PROBLEM REQUIREMENTS |
Identify each line in the records below that contains the word "this", and copy it.

════════════════

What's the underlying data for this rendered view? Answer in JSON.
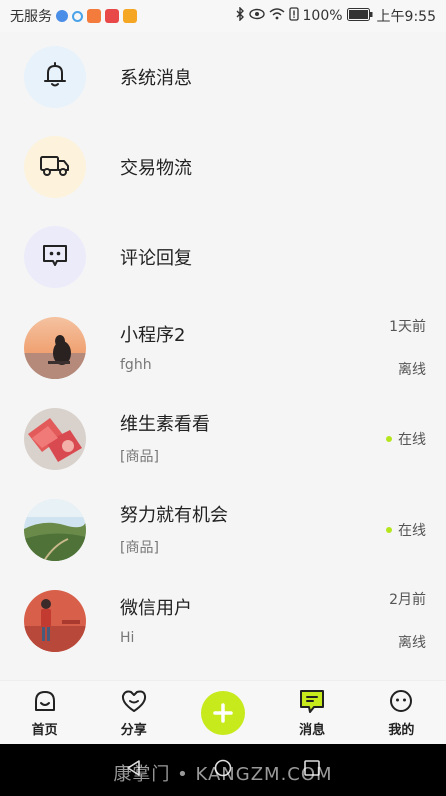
{
  "status_bar": {
    "carrier": "无服务",
    "battery": "100%",
    "time": "上午9:55"
  },
  "system_items": [
    {
      "label": "系统消息",
      "icon": "bell-icon",
      "bg": "#e8f2fb"
    },
    {
      "label": "交易物流",
      "icon": "truck-icon",
      "bg": "#fdf3dc"
    },
    {
      "label": "评论回复",
      "icon": "comment-icon",
      "bg": "#ecebfa"
    }
  ],
  "chats": [
    {
      "name": "小程序2",
      "message": "fghh",
      "time": "1天前",
      "status": "离线",
      "online": false
    },
    {
      "name": "维生素看看",
      "message": "[商品]",
      "time": "",
      "status": "在线",
      "online": true
    },
    {
      "name": "努力就有机会",
      "message": "[商品]",
      "time": "",
      "status": "在线",
      "online": true
    },
    {
      "name": "微信用户",
      "message": "Hi",
      "time": "2月前",
      "status": "离线",
      "online": false
    }
  ],
  "tabbar": {
    "tabs": [
      {
        "label": "首页",
        "icon": "home-face-icon"
      },
      {
        "label": "分享",
        "icon": "heart-icon"
      },
      {
        "label": "",
        "icon": "plus-icon"
      },
      {
        "label": "消息",
        "icon": "message-icon"
      },
      {
        "label": "我的",
        "icon": "profile-face-icon"
      }
    ]
  },
  "watermark": "康掌门 • KANGZM.COM",
  "colors": {
    "accent": "#c6ea1c",
    "online": "#b5e61d"
  }
}
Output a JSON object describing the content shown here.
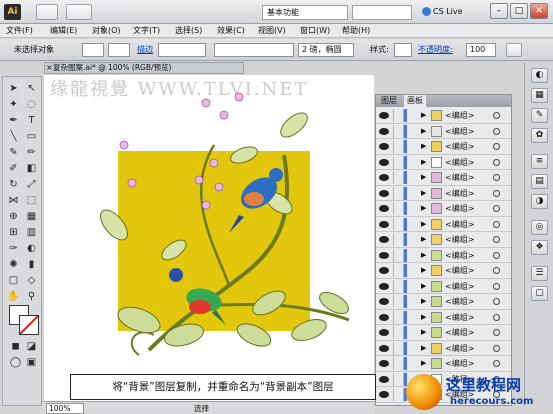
{
  "titlebar": {
    "logo": "Ai",
    "workspace": "基本功能",
    "cs_live": "CS Live",
    "window_controls": [
      "–",
      "□",
      "✕"
    ]
  },
  "menu": [
    "文件(F)",
    "编辑(E)",
    "对象(O)",
    "文字(T)",
    "选择(S)",
    "效果(C)",
    "视图(V)",
    "窗口(W)",
    "帮助(H)"
  ],
  "control_bar": {
    "selection_label": "未选择对象",
    "stroke_link": "描边",
    "stroke_value": "",
    "brush_value": "2 磅，椭圆",
    "style_label": "样式:",
    "opacity_link": "不透明度:",
    "opacity_value": "100"
  },
  "document": {
    "tab_label": "复杂图案.ai* @ 100% (RGB/预览)",
    "close_glyph": "×"
  },
  "watermark": "缘龍視覺 WWW.TLVI.NET",
  "status": {
    "zoom": "100%",
    "text": "选择"
  },
  "layers_panel": {
    "tabs": [
      "图层",
      "画板"
    ],
    "rows": [
      {
        "name": "<编组>",
        "thumb": "#f0d060"
      },
      {
        "name": "<编组>",
        "thumb": "#e6e6e6"
      },
      {
        "name": "<编组>",
        "thumb": "#f0d060"
      },
      {
        "name": "<编组>",
        "thumb": "#ffffff"
      },
      {
        "name": "<编组>",
        "thumb": "#e3b9d8"
      },
      {
        "name": "<编组>",
        "thumb": "#e3b9d8"
      },
      {
        "name": "<编组>",
        "thumb": "#e3b9d8"
      },
      {
        "name": "<编组>",
        "thumb": "#f0d060"
      },
      {
        "name": "<编组>",
        "thumb": "#f0d060"
      },
      {
        "name": "<编组>",
        "thumb": "#c9dc8a"
      },
      {
        "name": "<编组>",
        "thumb": "#f0d060"
      },
      {
        "name": "<编组>",
        "thumb": "#c9dc8a"
      },
      {
        "name": "<编组>",
        "thumb": "#c9dc8a"
      },
      {
        "name": "<编组>",
        "thumb": "#c9dc8a"
      },
      {
        "name": "<编组>",
        "thumb": "#c9dc8a"
      },
      {
        "name": "<编组>",
        "thumb": "#f0d060"
      },
      {
        "name": "<编组>",
        "thumb": "#c9dc8a"
      },
      {
        "name": "<路径>",
        "thumb": "#ffffff"
      },
      {
        "name": "<编组>",
        "thumb": "#f0d060"
      }
    ]
  },
  "caption": "将“背景”图层复制，并重命名为“背景副本”图层",
  "brand": {
    "title": "这里教程网",
    "url": "herecours.com"
  },
  "colors": {
    "artboard": "#e2c70c",
    "layer_color": "#4a78d8",
    "link": "#0a3fa8"
  }
}
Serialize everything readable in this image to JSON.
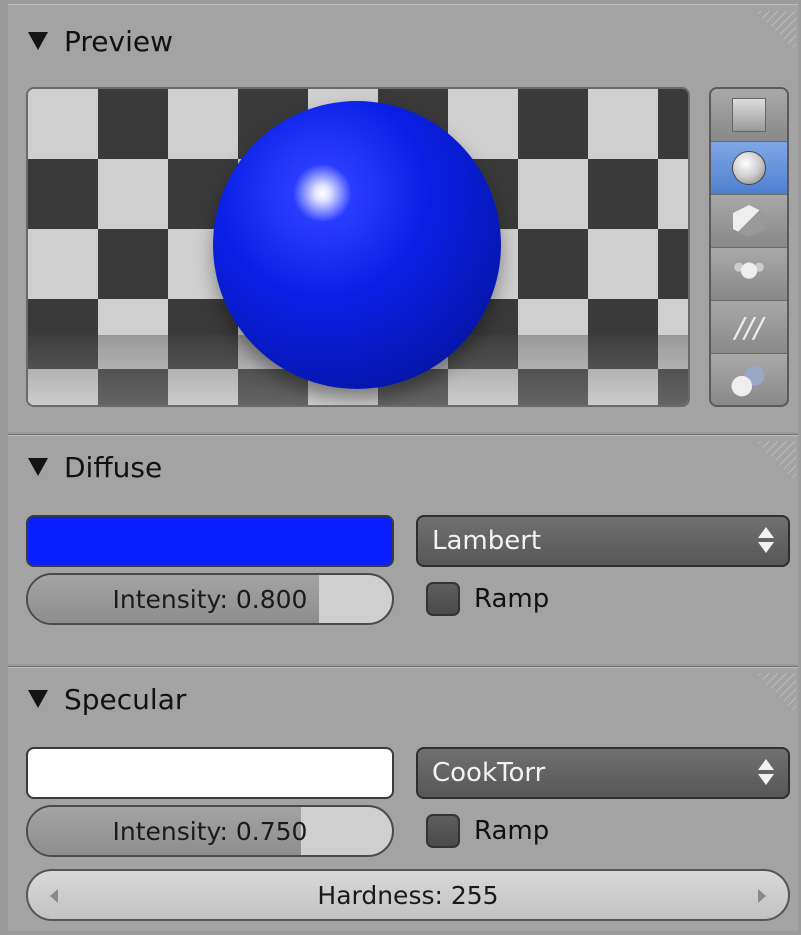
{
  "preview": {
    "title": "Preview",
    "material_color": "#0a1fe6",
    "preview_types": [
      {
        "icon": "flat-plane-icon",
        "active": false
      },
      {
        "icon": "sphere-icon",
        "active": true
      },
      {
        "icon": "cube-icon",
        "active": false
      },
      {
        "icon": "monkey-icon",
        "active": false
      },
      {
        "icon": "hair-strands-icon",
        "active": false
      },
      {
        "icon": "world-sphere-icon",
        "active": false
      }
    ]
  },
  "diffuse": {
    "title": "Diffuse",
    "color": "#0a1fff",
    "shader": "Lambert",
    "intensity_label": "Intensity: 0.800",
    "intensity_value": 0.8,
    "ramp_label": "Ramp",
    "ramp_checked": false
  },
  "specular": {
    "title": "Specular",
    "color": "#ffffff",
    "shader": "CookTorr",
    "intensity_label": "Intensity: 0.750",
    "intensity_value": 0.75,
    "ramp_label": "Ramp",
    "ramp_checked": false,
    "hardness_label": "Hardness: 255"
  }
}
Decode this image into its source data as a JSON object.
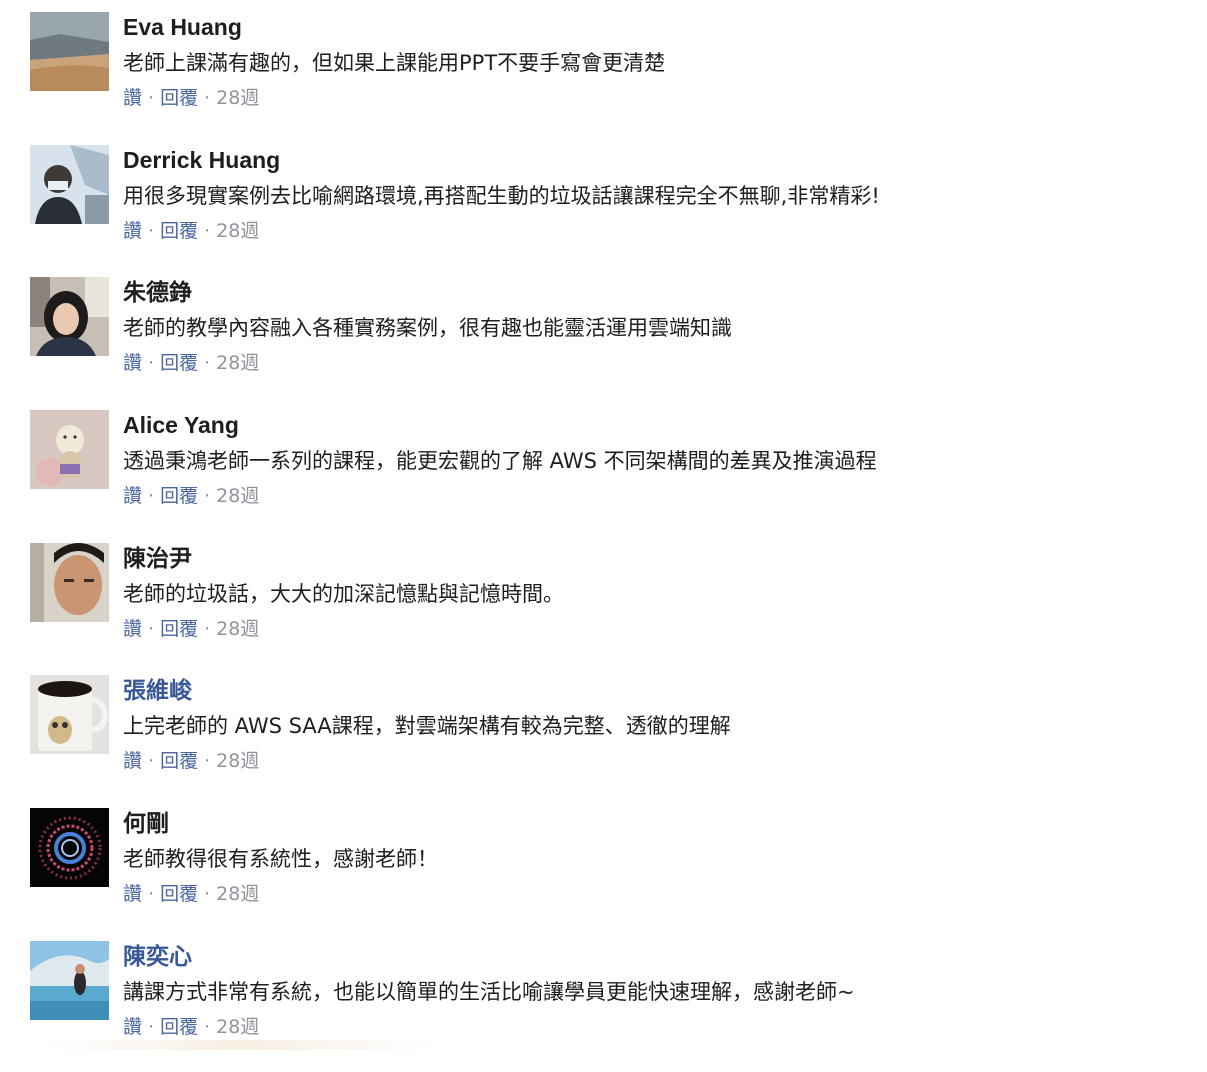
{
  "comments": [
    {
      "name": "Eva Huang",
      "text": "老師上課滿有趣的，但如果上課能用PPT不要手寫會更清楚",
      "like": "讚",
      "reply": "回覆",
      "sep": "·",
      "time": "28週",
      "name_is_link": false,
      "avatar_icon": "avatar-photo-beach"
    },
    {
      "name": "Derrick Huang",
      "text": "用很多現實案例去比喻網路環境,再搭配生動的垃圾話讓課程完全不無聊,非常精彩!",
      "like": "讚",
      "reply": "回覆",
      "sep": "·",
      "time": "28週",
      "name_is_link": false,
      "avatar_icon": "avatar-photo-selfie-mask"
    },
    {
      "name": "朱德錚",
      "text": "老師的教學內容融入各種實務案例，很有趣也能靈活運用雲端知識",
      "like": "讚",
      "reply": "回覆",
      "sep": "·",
      "time": "28週",
      "name_is_link": false,
      "avatar_icon": "avatar-photo-woman"
    },
    {
      "name": "Alice Yang",
      "text": "透過秉鴻老師一系列的課程，能更宏觀的了解 AWS 不同架構間的差異及推演過程",
      "like": "讚",
      "reply": "回覆",
      "sep": "·",
      "time": "28週",
      "name_is_link": false,
      "avatar_icon": "avatar-photo-toy"
    },
    {
      "name": "陳治尹",
      "text": "老師的垃圾話，大大的加深記憶點與記憶時間。",
      "like": "讚",
      "reply": "回覆",
      "sep": "·",
      "time": "28週",
      "name_is_link": false,
      "avatar_icon": "avatar-photo-man"
    },
    {
      "name": "張維峻",
      "text": "上完老師的 AWS SAA課程，對雲端架構有較為完整、透徹的理解",
      "like": "讚",
      "reply": "回覆",
      "sep": "·",
      "time": "28週",
      "name_is_link": true,
      "avatar_icon": "avatar-photo-coffee-mug"
    },
    {
      "name": "何剛",
      "text": "老師教得很有系統性，感謝老師！",
      "like": "讚",
      "reply": "回覆",
      "sep": "·",
      "time": "28週",
      "name_is_link": false,
      "avatar_icon": "avatar-photo-spiral"
    },
    {
      "name": "陳奕心",
      "text": "講課方式非常有系統，也能以簡單的生活比喻讓學員更能快速理解，感謝老師~",
      "like": "讚",
      "reply": "回覆",
      "sep": "·",
      "time": "28週",
      "name_is_link": true,
      "avatar_icon": "avatar-photo-pool"
    }
  ],
  "colors": {
    "name": "#1c1e21",
    "name_link": "#385898",
    "action_link": "#4b67a1",
    "meta": "#90949c"
  }
}
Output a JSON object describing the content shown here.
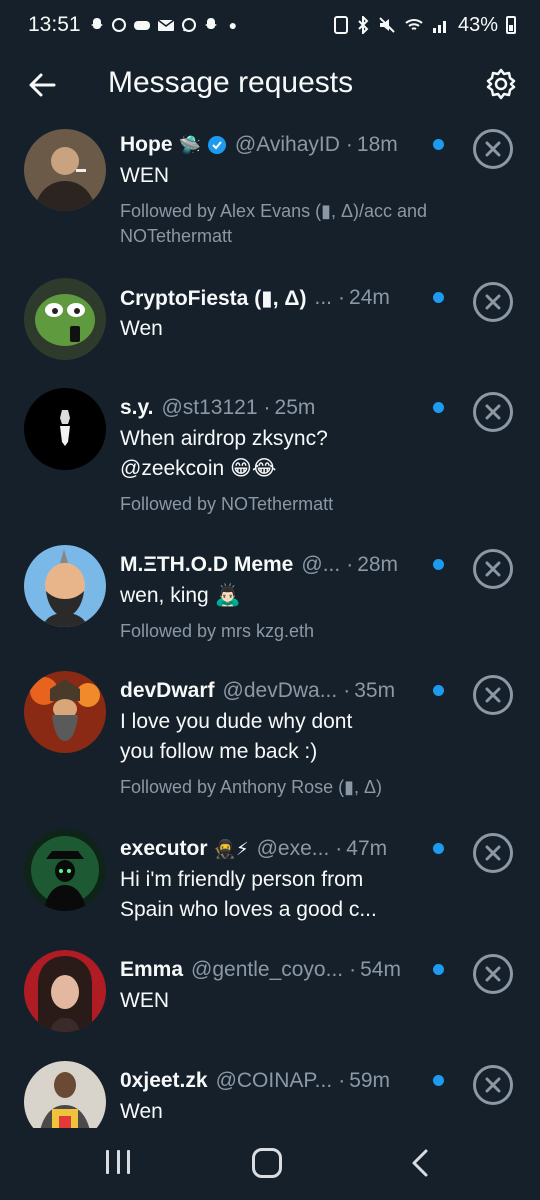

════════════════

EXPECTED ANSWER |
What's the underlying data for this rendered view? Answer in JSON.
Serialize everything readable in this image to JSON.
Decode this image into its source data as a JSON object.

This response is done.